US5066118 *Apr 12, 1990Nov 19, 1991Minnesota Mining And Manufacturing CompanyOptical fault finder using matched and clipping filters
US5069544 *Apr 12, 1990Dec 3, 1991Minnesota Mining And Manufacturing CompanyAdaptive pulse width optical fault finder
US5106193 *Aug 9, 1990Apr 21, 1992The Board Of Trustees Of The Leland Stanford Junior UniversityOptical waveguide amplifier source gyroscope
US5812062 *Mar 7, 1997Sep 22, 1998Mid-Vent Inc.Glass coated pipe system and testing method
US7218388Dec 1, 2004May 15, 2007Sandia CorporationVCSEL fault location apparatus and method
US7280188Jul 29, 2005Oct 9, 2007AlcatelMethod for the reflectometric testing of an optical transmission line, optical device and optical transmission and reception device
US7393145Nov 22, 2005Jul 1, 2008Lockheed Martin CorporationFault location in optical networks
US7457488Jun 30, 2005Nov 25, 2008Lockheed Martin CorporationLight transmission with temperature sensitive materials
EP1632766A1 *Sep 3, 2004Mar 8, 2006AlcatelProcedure for testing an optical transmission line by reflectometry, optical device and optical transmission and receiving device
WO2005086392A1 *Mar 8, 2004Sep 15, 2005Agilent Technologies IncBi-directional optoelectric conversion
Classifications
U.S. Classification356/73.1, 250/559.45
International ClassificationH04B10/43, G01M11/00, G02B6/00, G01S17/88

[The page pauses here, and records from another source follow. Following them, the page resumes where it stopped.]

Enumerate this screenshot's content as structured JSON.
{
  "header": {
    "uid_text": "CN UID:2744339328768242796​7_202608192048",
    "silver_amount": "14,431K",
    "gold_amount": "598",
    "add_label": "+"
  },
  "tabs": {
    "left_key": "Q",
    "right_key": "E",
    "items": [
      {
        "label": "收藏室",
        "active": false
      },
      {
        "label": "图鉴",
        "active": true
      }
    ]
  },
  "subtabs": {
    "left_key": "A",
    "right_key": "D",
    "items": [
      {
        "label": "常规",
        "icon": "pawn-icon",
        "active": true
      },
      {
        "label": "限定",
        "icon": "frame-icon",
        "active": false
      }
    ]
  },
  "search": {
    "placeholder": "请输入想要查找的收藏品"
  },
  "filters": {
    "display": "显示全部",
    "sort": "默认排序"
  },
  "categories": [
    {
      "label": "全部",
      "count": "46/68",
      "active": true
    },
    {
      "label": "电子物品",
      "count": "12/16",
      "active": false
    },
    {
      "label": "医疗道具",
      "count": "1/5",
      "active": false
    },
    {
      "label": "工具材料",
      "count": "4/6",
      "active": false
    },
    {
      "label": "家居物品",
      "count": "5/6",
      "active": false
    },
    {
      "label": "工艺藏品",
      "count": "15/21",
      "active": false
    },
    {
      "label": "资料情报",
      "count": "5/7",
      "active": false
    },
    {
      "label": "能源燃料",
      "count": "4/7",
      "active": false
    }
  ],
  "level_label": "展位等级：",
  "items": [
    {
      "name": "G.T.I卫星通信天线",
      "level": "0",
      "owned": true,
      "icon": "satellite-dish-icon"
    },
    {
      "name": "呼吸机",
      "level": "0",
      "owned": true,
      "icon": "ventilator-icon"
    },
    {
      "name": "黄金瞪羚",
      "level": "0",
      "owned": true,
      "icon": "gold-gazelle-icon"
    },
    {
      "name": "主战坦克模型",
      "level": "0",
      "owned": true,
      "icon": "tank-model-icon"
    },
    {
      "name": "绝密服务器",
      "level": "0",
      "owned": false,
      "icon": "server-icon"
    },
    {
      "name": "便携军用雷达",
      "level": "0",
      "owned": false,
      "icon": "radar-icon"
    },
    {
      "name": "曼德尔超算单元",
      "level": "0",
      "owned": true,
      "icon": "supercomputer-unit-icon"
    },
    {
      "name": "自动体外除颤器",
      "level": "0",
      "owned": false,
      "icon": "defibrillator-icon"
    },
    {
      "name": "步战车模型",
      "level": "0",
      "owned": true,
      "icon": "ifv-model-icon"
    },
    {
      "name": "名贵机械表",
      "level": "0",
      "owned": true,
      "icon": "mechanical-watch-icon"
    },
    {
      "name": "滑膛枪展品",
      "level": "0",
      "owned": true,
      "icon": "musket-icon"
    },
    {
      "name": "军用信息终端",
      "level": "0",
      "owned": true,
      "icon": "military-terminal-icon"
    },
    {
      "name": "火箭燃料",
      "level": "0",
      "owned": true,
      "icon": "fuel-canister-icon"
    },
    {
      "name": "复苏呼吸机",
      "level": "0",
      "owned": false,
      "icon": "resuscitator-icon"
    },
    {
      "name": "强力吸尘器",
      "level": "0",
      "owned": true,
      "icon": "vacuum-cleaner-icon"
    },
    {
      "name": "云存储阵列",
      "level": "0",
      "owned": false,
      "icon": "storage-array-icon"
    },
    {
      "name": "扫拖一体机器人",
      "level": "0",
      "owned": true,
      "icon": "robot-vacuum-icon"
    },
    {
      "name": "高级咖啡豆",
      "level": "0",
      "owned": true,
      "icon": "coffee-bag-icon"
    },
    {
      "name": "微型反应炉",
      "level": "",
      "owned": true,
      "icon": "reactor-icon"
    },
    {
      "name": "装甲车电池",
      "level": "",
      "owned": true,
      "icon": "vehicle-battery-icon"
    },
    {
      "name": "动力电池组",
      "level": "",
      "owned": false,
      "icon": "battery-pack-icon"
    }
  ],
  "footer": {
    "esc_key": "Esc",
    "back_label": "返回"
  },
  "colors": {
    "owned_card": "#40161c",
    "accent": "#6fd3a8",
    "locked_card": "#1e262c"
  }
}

Cooperative ClassificationG01S17/88, H04B10/43, G01M11/3154
European ClassificationH04B10/43, G01M11/31A10, G01S17/88